- **Excerpts from an interface dataset**
▼

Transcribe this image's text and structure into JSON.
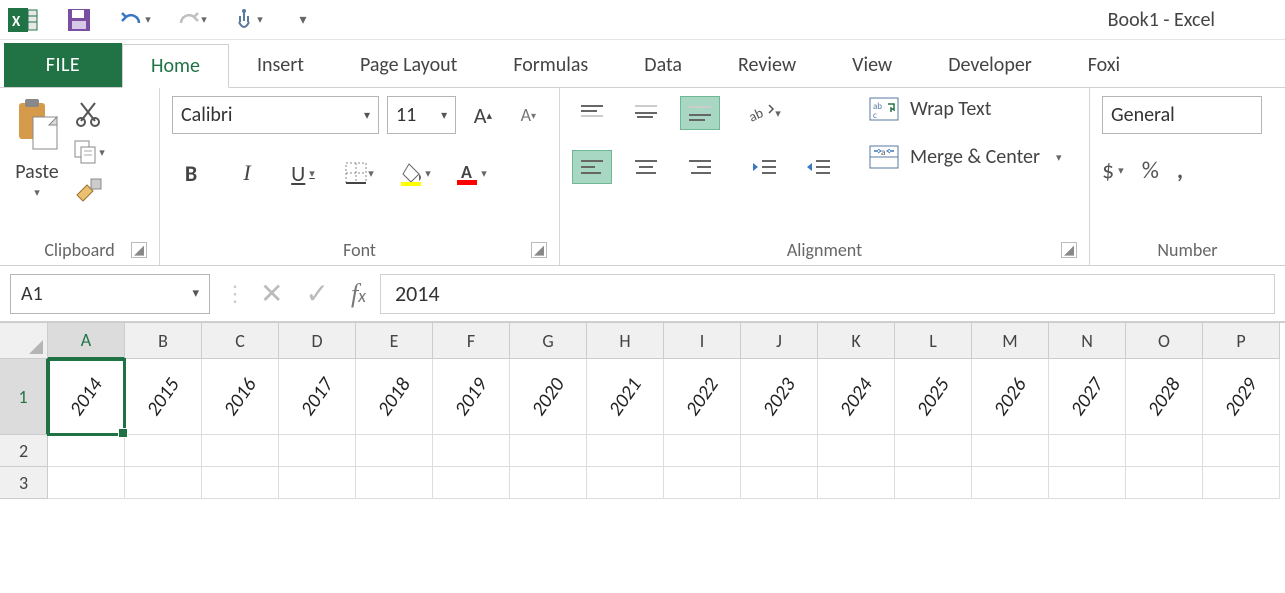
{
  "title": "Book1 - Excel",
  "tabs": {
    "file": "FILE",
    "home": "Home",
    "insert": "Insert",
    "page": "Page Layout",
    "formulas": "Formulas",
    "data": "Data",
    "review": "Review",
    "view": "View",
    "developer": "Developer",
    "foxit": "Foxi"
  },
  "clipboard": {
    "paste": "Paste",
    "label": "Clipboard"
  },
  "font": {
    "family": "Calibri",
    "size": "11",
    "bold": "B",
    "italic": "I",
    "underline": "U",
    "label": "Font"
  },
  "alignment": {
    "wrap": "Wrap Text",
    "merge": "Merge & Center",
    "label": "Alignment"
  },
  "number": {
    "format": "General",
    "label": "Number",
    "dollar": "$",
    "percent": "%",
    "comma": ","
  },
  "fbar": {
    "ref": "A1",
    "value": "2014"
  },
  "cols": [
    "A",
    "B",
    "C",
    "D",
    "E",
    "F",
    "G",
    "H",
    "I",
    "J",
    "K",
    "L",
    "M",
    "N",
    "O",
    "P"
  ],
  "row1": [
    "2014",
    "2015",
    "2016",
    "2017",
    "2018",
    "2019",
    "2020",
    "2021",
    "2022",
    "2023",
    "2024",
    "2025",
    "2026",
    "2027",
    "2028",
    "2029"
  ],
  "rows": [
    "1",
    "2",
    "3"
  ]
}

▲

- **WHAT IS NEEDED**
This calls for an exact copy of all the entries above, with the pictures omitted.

- **EXERCISE RESULT**
Transcribe this image's text and structure into JSON.
{
  "title": "Book1 - Excel",
  "tabs": {
    "file": "FILE",
    "home": "Home",
    "insert": "Insert",
    "page": "Page Layout",
    "formulas": "Formulas",
    "data": "Data",
    "review": "Review",
    "view": "View",
    "developer": "Developer",
    "foxit": "Foxi"
  },
  "clipboard": {
    "paste": "Paste",
    "label": "Clipboard"
  },
  "font": {
    "family": "Calibri",
    "size": "11",
    "bold": "B",
    "italic": "I",
    "underline": "U",
    "label": "Font"
  },
  "alignment": {
    "wrap": "Wrap Text",
    "merge": "Merge & Center",
    "label": "Alignment"
  },
  "number": {
    "format": "General",
    "label": "Number",
    "dollar": "$",
    "percent": "%",
    "comma": ","
  },
  "fbar": {
    "ref": "A1",
    "value": "2014"
  },
  "cols": [
    "A",
    "B",
    "C",
    "D",
    "E",
    "F",
    "G",
    "H",
    "I",
    "J",
    "K",
    "L",
    "M",
    "N",
    "O",
    "P"
  ],
  "row1": [
    "2014",
    "2015",
    "2016",
    "2017",
    "2018",
    "2019",
    "2020",
    "2021",
    "2022",
    "2023",
    "2024",
    "2025",
    "2026",
    "2027",
    "2028",
    "2029"
  ],
  "rows": [
    "1",
    "2",
    "3"
  ]
}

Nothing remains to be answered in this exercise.